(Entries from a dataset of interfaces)
****************

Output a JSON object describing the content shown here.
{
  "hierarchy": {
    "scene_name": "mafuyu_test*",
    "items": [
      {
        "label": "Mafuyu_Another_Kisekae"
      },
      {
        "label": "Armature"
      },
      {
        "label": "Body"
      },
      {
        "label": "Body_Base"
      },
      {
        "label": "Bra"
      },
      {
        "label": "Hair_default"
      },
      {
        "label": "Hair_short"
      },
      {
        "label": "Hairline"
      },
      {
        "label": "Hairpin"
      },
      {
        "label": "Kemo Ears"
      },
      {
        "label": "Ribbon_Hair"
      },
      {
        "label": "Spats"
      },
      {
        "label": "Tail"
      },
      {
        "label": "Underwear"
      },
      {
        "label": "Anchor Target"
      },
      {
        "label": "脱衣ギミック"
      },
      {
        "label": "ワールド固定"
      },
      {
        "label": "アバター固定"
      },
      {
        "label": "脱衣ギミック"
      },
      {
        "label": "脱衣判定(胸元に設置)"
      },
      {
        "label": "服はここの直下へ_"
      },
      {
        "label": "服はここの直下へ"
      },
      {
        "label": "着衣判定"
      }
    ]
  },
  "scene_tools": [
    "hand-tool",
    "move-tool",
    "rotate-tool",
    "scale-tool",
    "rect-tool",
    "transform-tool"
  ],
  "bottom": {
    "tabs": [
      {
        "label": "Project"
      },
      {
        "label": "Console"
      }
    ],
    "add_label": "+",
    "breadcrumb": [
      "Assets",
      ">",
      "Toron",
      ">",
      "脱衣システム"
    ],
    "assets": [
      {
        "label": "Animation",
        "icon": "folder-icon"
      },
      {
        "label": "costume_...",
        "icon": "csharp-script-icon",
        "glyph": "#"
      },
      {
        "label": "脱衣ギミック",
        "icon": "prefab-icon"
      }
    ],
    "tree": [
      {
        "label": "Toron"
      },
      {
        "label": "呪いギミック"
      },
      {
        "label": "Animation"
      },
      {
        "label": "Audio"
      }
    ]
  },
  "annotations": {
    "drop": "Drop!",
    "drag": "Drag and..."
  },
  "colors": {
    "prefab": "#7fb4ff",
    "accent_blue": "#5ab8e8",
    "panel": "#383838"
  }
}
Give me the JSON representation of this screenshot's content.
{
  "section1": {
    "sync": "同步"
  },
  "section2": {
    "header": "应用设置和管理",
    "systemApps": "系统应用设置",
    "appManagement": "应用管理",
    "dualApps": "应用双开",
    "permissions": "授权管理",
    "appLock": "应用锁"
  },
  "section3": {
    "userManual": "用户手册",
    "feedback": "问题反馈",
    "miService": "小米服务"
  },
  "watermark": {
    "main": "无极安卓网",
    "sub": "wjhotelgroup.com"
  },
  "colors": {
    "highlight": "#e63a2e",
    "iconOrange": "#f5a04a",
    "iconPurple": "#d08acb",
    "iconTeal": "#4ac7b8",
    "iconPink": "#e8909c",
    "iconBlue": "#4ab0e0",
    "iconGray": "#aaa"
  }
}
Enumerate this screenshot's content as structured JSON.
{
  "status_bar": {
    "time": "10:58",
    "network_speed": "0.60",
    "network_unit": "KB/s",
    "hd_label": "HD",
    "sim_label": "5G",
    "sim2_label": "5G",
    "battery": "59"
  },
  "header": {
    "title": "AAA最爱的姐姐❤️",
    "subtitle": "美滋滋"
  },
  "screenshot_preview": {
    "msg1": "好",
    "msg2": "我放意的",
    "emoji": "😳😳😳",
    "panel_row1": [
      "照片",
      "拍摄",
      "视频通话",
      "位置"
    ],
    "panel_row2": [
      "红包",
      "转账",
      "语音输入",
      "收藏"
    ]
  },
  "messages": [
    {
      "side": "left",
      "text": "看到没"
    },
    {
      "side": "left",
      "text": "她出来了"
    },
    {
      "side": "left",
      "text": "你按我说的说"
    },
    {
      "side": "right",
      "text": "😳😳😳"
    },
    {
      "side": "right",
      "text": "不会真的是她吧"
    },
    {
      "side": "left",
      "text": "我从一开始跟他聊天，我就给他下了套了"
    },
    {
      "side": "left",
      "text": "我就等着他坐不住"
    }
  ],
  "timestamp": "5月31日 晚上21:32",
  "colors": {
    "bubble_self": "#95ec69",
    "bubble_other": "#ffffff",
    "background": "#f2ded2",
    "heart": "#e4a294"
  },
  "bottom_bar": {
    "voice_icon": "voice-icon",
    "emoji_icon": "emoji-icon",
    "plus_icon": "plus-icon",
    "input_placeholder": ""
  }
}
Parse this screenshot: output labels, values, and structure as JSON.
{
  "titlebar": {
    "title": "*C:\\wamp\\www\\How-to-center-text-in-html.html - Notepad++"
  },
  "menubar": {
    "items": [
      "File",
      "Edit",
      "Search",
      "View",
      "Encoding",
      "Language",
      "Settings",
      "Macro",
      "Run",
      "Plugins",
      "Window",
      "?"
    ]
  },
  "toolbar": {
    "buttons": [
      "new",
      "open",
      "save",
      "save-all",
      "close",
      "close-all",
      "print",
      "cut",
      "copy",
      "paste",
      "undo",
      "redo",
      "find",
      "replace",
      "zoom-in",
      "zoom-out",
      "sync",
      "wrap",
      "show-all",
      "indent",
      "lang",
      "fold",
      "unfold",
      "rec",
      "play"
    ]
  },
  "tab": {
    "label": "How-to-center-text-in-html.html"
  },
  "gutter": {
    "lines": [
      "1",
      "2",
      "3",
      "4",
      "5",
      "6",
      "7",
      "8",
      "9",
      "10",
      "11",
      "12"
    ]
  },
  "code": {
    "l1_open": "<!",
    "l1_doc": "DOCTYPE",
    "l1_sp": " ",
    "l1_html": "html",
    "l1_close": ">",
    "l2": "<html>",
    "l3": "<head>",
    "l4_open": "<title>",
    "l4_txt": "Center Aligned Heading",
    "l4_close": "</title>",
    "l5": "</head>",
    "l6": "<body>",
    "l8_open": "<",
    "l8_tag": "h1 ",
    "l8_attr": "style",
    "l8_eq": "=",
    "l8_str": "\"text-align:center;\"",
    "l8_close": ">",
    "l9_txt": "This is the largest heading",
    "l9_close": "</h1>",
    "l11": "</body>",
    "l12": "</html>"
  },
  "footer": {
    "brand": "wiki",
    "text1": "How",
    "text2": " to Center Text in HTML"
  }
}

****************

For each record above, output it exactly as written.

Output a JSON object describing the content shown here.
{
  "hierarchy": {
    "scene_name": "mafuyu_test*",
    "items": [
      {
        "label": "Mafuyu_Another_Kisekae"
      },
      {
        "label": "Armature"
      },
      {
        "label": "Body"
      },
      {
        "label": "Body_Base"
      },
      {
        "label": "Bra"
      },
      {
        "label": "Hair_default"
      },
      {
        "label": "Hair_short"
      },
      {
        "label": "Hairline"
      },
      {
        "label": "Hairpin"
      },
      {
        "label": "Kemo Ears"
      },
      {
        "label": "Ribbon_Hair"
      },
      {
        "label": "Spats"
      },
      {
        "label": "Tail"
      },
      {
        "label": "Underwear"
      },
      {
        "label": "Anchor Target"
      },
      {
        "label": "脱衣ギミック"
      },
      {
        "label": "ワールド固定"
      },
      {
        "label": "アバター固定"
      },
      {
        "label": "脱衣ギミック"
      },
      {
        "label": "脱衣判定(胸元に設置)"
      },
      {
        "label": "服はここの直下へ_"
      },
      {
        "label": "服はここの直下へ"
      },
      {
        "label": "着衣判定"
      }
    ]
  },
  "scene_tools": [
    "hand-tool",
    "move-tool",
    "rotate-tool",
    "scale-tool",
    "rect-tool",
    "transform-tool"
  ],
  "bottom": {
    "tabs": [
      {
        "label": "Project"
      },
      {
        "label": "Console"
      }
    ],
    "add_label": "+",
    "breadcrumb": [
      "Assets",
      ">",
      "Toron",
      ">",
      "脱衣システム"
    ],
    "assets": [
      {
        "label": "Animation",
        "icon": "folder-icon"
      },
      {
        "label": "costume_...",
        "icon": "csharp-script-icon",
        "glyph": "#"
      },
      {
        "label": "脱衣ギミック",
        "icon": "prefab-icon"
      }
    ],
    "tree": [
      {
        "label": "Toron"
      },
      {
        "label": "呪いギミック"
      },
      {
        "label": "Animation"
      },
      {
        "label": "Audio"
      }
    ]
  },
  "annotations": {
    "drop": "Drop!",
    "drag": "Drag and..."
  },
  "colors": {
    "prefab": "#7fb4ff",
    "accent_blue": "#5ab8e8",
    "panel": "#383838"
  }
}
Give me the JSON representation of this screenshot's content.
{
  "section1": {
    "sync": "同步"
  },
  "section2": {
    "header": "应用设置和管理",
    "systemApps": "系统应用设置",
    "appManagement": "应用管理",
    "dualApps": "应用双开",
    "permissions": "授权管理",
    "appLock": "应用锁"
  },
  "section3": {
    "userManual": "用户手册",
    "feedback": "问题反馈",
    "miService": "小米服务"
  },
  "watermark": {
    "main": "无极安卓网",
    "sub": "wjhotelgroup.com"
  },
  "colors": {
    "highlight": "#e63a2e",
    "iconOrange": "#f5a04a",
    "iconPurple": "#d08acb",
    "iconTeal": "#4ac7b8",
    "iconPink": "#e8909c",
    "iconBlue": "#4ab0e0",
    "iconGray": "#aaa"
  }
}
Enumerate this screenshot's content as structured JSON.
{
  "status_bar": {
    "time": "10:58",
    "network_speed": "0.60",
    "network_unit": "KB/s",
    "hd_label": "HD",
    "sim_label": "5G",
    "sim2_label": "5G",
    "battery": "59"
  },
  "header": {
    "title": "AAA最爱的姐姐❤️",
    "subtitle": "美滋滋"
  },
  "screenshot_preview": {
    "msg1": "好",
    "msg2": "我放意的",
    "emoji": "😳😳😳",
    "panel_row1": [
      "照片",
      "拍摄",
      "视频通话",
      "位置"
    ],
    "panel_row2": [
      "红包",
      "转账",
      "语音输入",
      "收藏"
    ]
  },
  "messages": [
    {
      "side": "left",
      "text": "看到没"
    },
    {
      "side": "left",
      "text": "她出来了"
    },
    {
      "side": "left",
      "text": "你按我说的说"
    },
    {
      "side": "right",
      "text": "😳😳😳"
    },
    {
      "side": "right",
      "text": "不会真的是她吧"
    },
    {
      "side": "left",
      "text": "我从一开始跟他聊天，我就给他下了套了"
    },
    {
      "side": "left",
      "text": "我就等着他坐不住"
    }
  ],
  "timestamp": "5月31日 晚上21:32",
  "colors": {
    "bubble_self": "#95ec69",
    "bubble_other": "#ffffff",
    "background": "#f2ded2",
    "heart": "#e4a294"
  },
  "bottom_bar": {
    "voice_icon": "voice-icon",
    "emoji_icon": "emoji-icon",
    "plus_icon": "plus-icon",
    "input_placeholder": ""
  }
}
Parse this screenshot: output labels, values, and structure as JSON.
{
  "titlebar": {
    "title": "*C:\\wamp\\www\\How-to-center-text-in-html.html - Notepad++"
  },
  "menubar": {
    "items": [
      "File",
      "Edit",
      "Search",
      "View",
      "Encoding",
      "Language",
      "Settings",
      "Macro",
      "Run",
      "Plugins",
      "Window",
      "?"
    ]
  },
  "toolbar": {
    "buttons": [
      "new",
      "open",
      "save",
      "save-all",
      "close",
      "close-all",
      "print",
      "cut",
      "copy",
      "paste",
      "undo",
      "redo",
      "find",
      "replace",
      "zoom-in",
      "zoom-out",
      "sync",
      "wrap",
      "show-all",
      "indent",
      "lang",
      "fold",
      "unfold",
      "rec",
      "play"
    ]
  },
  "tab": {
    "label": "How-to-center-text-in-html.html"
  },
  "gutter": {
    "lines": [
      "1",
      "2",
      "3",
      "4",
      "5",
      "6",
      "7",
      "8",
      "9",
      "10",
      "11",
      "12"
    ]
  },
  "code": {
    "l1_open": "<!",
    "l1_doc": "DOCTYPE",
    "l1_sp": " ",
    "l1_html": "html",
    "l1_close": ">",
    "l2": "<html>",
    "l3": "<head>",
    "l4_open": "<title>",
    "l4_txt": "Center Aligned Heading",
    "l4_close": "</title>",
    "l5": "</head>",
    "l6": "<body>",
    "l8_open": "<",
    "l8_tag": "h1 ",
    "l8_attr": "style",
    "l8_eq": "=",
    "l8_str": "\"text-align:center;\"",
    "l8_close": ">",
    "l9_txt": "This is the largest heading",
    "l9_close": "</h1>",
    "l11": "</body>",
    "l12": "</html>"
  },
  "footer": {
    "brand": "wiki",
    "text1": "How",
    "text2": " to Center Text in HTML"
  }
}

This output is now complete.